This is only the tip of the iceberg. There are many more things you can do with smartphones in the classroom. If every other kind of technology is being allowed for teaching, why not smartphones or handheld devices? And with a more enjoyable classroom experience, there will be fewer chances of students being easily distracted.
Author’s Bio: Lynda Scott is an educationist, social media evangelist, and an ESL English specialist. She writes primarily on education and technology related topics.
On the internet there are hundreds of articles reviewing iPad, iPhone, and Android apps that can be used in the classroom on mobile devices. Some reviews tout how amazing and life-changing some apps are for the classroom and others reveal that certain apps just don’t live up to the hype.
But is there any way you can weed through apps on the App Store or the Android Marketplace/Google Play? How can you evaluate apps for yourself?
According to the Texas Computer Education Association, apps should:
• be easy to use
• be easy to understand
• have no/few ads
• be subject-intensive
• connect to the classroom units of inquiry
• differentiate for users, accommodating the many ways students learn
• have skills and approaches that are real world
• require higher order thinking–which according to Bloom’s includes creating, evaluating, analyzing
Overview of the App

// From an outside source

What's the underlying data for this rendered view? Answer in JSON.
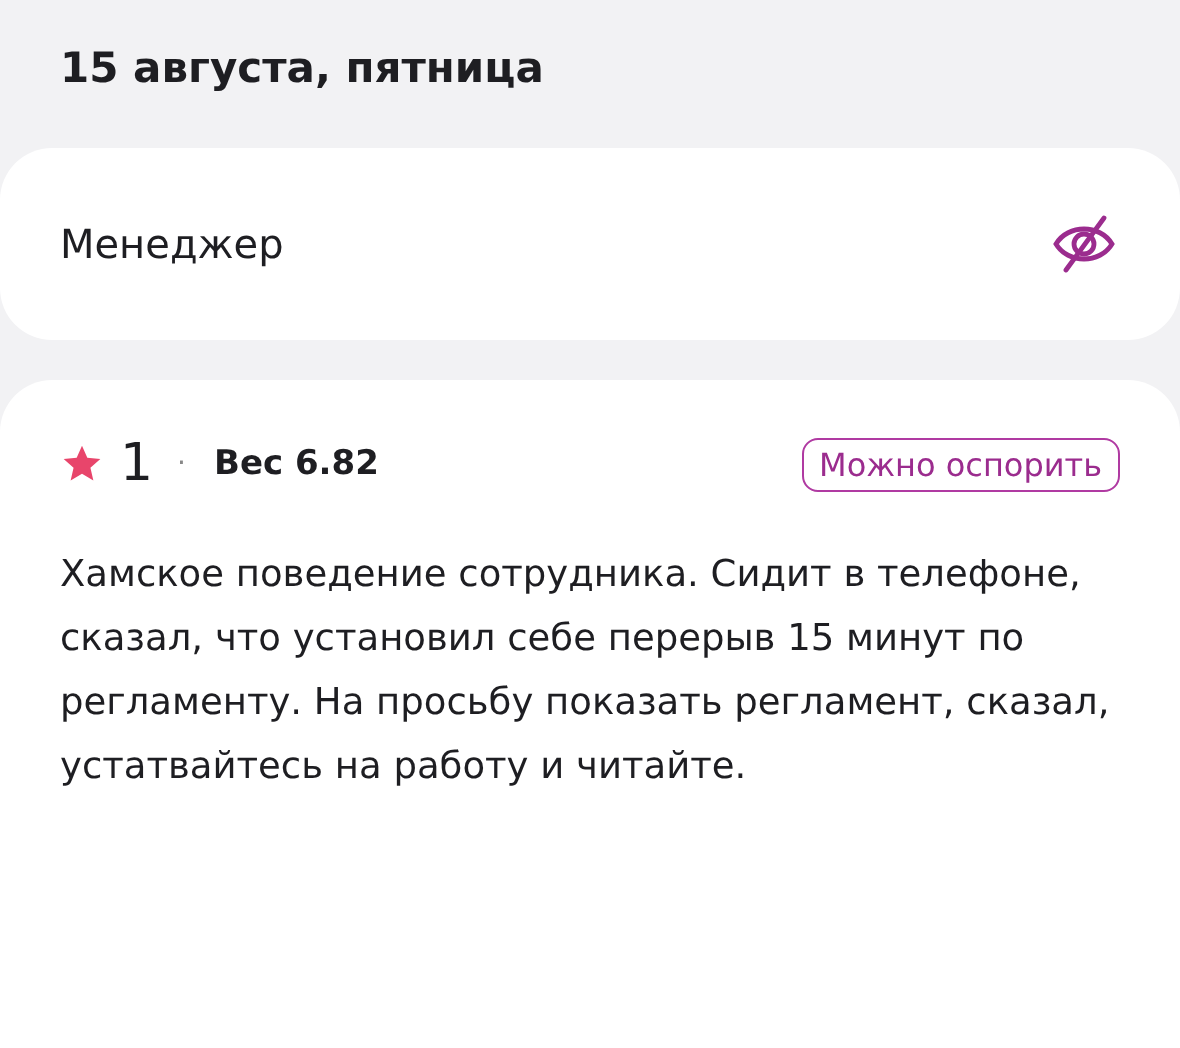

- App Title:
- App Publisher/Developer:
- Link to App Store:
- Yes/ No – Is it relevant to the curriculum framework?
- Please add any additional comments regarding implementation.
- Yes/ No – Is navigation easy? For example, index, contents, menus, clear icons
- Yes/ No – Is on-screen help and/or tutorial available?
- Yes/ No – Does it have multiple ability levels?
- Yes/ No – How does it respond to errors? For example, incorrect spelling.
- Yes/ No – Are there audio/video options with controls?
- Yes/ No – Can selected material be tagged, copied, pasted, saved, and printed?
- Yes/ No – Does it keep a history of the user’s work over a period of time?
- Yes/ No – Features that address special needs? E.g. physical, aural, visual, ESL.
- Yes/ No – What support materials are included? For example, online resources, booklet, lesson plans, student worksheets?
- Yes/ No – Does the material accommodate diverse ways in which students learn?
- Yes/ No – Is it developmentally and age appropriate?
- Yes/ No – Does it provide an opportunity to increase students’ understanding?
- Yes/ No – Does it provide an opportunity for higher order thinking?
- Yes/ No – Does it provide an opportunity for engagement and interaction?
- Yes/ No – Does it provide opportunity for collaborative practice & idea sharing?
- Yes/ No – Does it promote creativity and imagination?
- Yes/ No – Does it provide an opportunity for problem solving?
- Yes/ No – Does it provide feedback and assessment?
Need a bit more formalized rubric? Kathy Schrock has a iPad App Evaluation rubric in PDF form you can download and use.
These three guides came from an article, “Friday Five: Top 5 iPad Apps for Your Classroom,” written by Jacqui Murray for TeachHub.com. Using these guides, she recommends the following 5 apps: Babakus, GarageBand, Educreations Interactive Whiteboard,Google Earth, andTimed Test Arcade for iPhone. Read Murray’s article for her rationales.
Murray, Jacqui. “”Friday Five: Top 5 iPad Apps for Your Classroom.” TeachHub.com. Web.